Well, this is indeed ambiguous.
Taiwanese leader Tsai Ing-wen greeted U.S. House Speaker Nancy Pelosi at the presidential office on Wednesday in a high-stakes visit that continues to enrage Beijing. Pelosi reaffirmed a pledge that the U.S. wouldn’t abandon Taiwan, saying solidarity was more important than ever in a “world [that] faces a choice between autocracy and democracy.” The two also discussed deepening economic cooperation and supply chain resilience, while the White House sought to distance itself from the visit and emphasized that the trip does not signal a change in its ‘One China’ policy.
Backdrop: The last high-ranking U.S. official to visit Taiwan was then-speaker Newt Gingrich in 1997, which occurred in the aftermath of the Third Taiwan Strait Crisis and the island’s first democratic presidential election in 1996. At the time, the Clinton administration responded to the Chinese military buildup in the Fujian province by sailing all of its most powerful weapons through the Strait of Taiwan and staging the biggest display of American military might in Asia since the Vietnam War. China backed down in response, but a lot has changed in recent decades with a more powerful Chinese military and a new zeal to “reunite” Taiwan with the mainland under President Xi Jinping.
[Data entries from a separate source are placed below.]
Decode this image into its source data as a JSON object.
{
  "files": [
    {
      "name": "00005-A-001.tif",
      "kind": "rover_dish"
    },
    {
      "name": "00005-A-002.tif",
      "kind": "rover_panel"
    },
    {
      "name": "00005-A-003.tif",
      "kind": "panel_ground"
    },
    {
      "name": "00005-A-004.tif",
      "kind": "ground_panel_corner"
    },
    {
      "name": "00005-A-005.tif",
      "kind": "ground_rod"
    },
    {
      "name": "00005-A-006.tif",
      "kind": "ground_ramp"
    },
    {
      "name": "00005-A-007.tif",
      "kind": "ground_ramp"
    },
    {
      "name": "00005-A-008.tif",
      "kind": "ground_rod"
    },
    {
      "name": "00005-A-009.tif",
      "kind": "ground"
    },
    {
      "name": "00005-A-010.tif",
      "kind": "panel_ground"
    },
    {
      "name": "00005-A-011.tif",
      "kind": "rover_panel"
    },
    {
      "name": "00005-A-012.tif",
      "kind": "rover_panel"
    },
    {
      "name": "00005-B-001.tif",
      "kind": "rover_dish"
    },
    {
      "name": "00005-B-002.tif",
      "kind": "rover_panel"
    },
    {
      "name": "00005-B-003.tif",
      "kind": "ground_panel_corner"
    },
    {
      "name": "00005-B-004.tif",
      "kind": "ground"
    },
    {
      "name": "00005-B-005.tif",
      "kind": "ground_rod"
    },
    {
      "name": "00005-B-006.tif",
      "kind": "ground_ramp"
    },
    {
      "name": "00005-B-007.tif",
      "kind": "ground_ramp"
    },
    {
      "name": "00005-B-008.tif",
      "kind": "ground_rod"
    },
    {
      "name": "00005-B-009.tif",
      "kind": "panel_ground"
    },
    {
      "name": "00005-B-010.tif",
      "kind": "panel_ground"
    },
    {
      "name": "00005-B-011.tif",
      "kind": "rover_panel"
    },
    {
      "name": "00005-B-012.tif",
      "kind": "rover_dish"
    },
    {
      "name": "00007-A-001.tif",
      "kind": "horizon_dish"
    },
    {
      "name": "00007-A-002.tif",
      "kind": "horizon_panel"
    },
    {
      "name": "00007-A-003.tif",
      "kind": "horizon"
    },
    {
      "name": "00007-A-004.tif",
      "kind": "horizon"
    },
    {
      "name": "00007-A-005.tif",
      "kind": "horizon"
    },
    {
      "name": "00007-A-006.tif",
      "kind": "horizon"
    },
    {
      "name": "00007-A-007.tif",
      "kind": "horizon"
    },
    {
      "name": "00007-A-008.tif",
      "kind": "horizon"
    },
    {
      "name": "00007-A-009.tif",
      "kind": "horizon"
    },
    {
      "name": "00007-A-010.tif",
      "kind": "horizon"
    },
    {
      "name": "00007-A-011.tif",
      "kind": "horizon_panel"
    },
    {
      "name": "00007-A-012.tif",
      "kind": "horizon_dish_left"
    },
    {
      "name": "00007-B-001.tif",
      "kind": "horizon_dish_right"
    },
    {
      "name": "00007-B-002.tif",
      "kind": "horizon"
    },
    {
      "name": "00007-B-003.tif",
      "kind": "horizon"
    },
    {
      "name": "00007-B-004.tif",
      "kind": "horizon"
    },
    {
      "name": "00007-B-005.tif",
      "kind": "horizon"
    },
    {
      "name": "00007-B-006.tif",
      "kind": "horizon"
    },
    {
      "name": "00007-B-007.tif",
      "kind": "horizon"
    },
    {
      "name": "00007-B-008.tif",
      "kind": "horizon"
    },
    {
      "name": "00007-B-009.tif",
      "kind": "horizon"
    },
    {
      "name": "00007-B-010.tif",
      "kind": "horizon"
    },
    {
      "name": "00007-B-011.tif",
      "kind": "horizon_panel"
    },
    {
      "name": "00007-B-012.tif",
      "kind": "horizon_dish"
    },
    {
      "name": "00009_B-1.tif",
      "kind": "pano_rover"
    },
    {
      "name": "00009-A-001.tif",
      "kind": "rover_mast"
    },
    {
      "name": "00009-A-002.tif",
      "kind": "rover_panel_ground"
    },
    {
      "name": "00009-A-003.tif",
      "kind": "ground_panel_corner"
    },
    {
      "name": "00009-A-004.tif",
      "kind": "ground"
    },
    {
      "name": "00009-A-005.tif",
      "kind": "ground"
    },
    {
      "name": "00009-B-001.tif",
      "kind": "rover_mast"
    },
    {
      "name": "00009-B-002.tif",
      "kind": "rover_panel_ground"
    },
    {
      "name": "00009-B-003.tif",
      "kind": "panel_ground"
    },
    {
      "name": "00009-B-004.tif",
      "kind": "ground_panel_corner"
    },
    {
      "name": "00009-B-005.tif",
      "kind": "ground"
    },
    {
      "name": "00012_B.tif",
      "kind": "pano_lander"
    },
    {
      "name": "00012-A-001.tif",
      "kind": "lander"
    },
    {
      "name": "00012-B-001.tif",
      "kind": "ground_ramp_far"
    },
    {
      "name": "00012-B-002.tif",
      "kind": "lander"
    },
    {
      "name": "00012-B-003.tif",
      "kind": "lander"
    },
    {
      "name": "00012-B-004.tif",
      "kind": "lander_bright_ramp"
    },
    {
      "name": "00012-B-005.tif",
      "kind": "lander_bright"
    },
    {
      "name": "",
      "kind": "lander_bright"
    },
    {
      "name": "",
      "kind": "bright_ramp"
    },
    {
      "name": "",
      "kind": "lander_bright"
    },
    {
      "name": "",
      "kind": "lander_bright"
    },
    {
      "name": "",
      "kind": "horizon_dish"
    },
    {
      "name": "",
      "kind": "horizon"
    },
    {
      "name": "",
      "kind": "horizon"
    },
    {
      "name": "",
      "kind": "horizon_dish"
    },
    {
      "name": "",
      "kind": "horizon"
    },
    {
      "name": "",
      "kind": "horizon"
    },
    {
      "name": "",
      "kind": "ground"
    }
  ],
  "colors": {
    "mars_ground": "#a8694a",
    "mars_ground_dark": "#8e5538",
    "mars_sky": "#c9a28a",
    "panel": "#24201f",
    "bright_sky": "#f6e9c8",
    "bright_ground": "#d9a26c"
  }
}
Within minutes of Pelosi’s arrival, the People’s Liberation Army announced six exclusion zones encircling Taiwan to facilitate live-fire military drills from Thursday to Sunday. While the size and scope of the areas could disrupt traffic and shipping in the Taiwan Strait – one of the world’s busiest trade routes – the exercises would come after Pelosi’s scheduled departure. Cyber warfare also hit Taiwan before the visit, with the presidential office going dark for 20 minutes due to an alleged distributed denial-of-service attack.
Sanctions: Beijing has moved to ban imports of various goods from Taiwan, from fish and fruit to baby food and cookies. According to Chinese customs data, China’s imports from Taiwan reached $122.5B in the first half of the year, up 7.3% from a year earlier. Exports of natural sand to Taiwan – that are widely used for construction and in concrete – were also banned, while China vowed to take “disciplinary actions” against Taiwanese foundations that engage in pro-independence or separatist activities.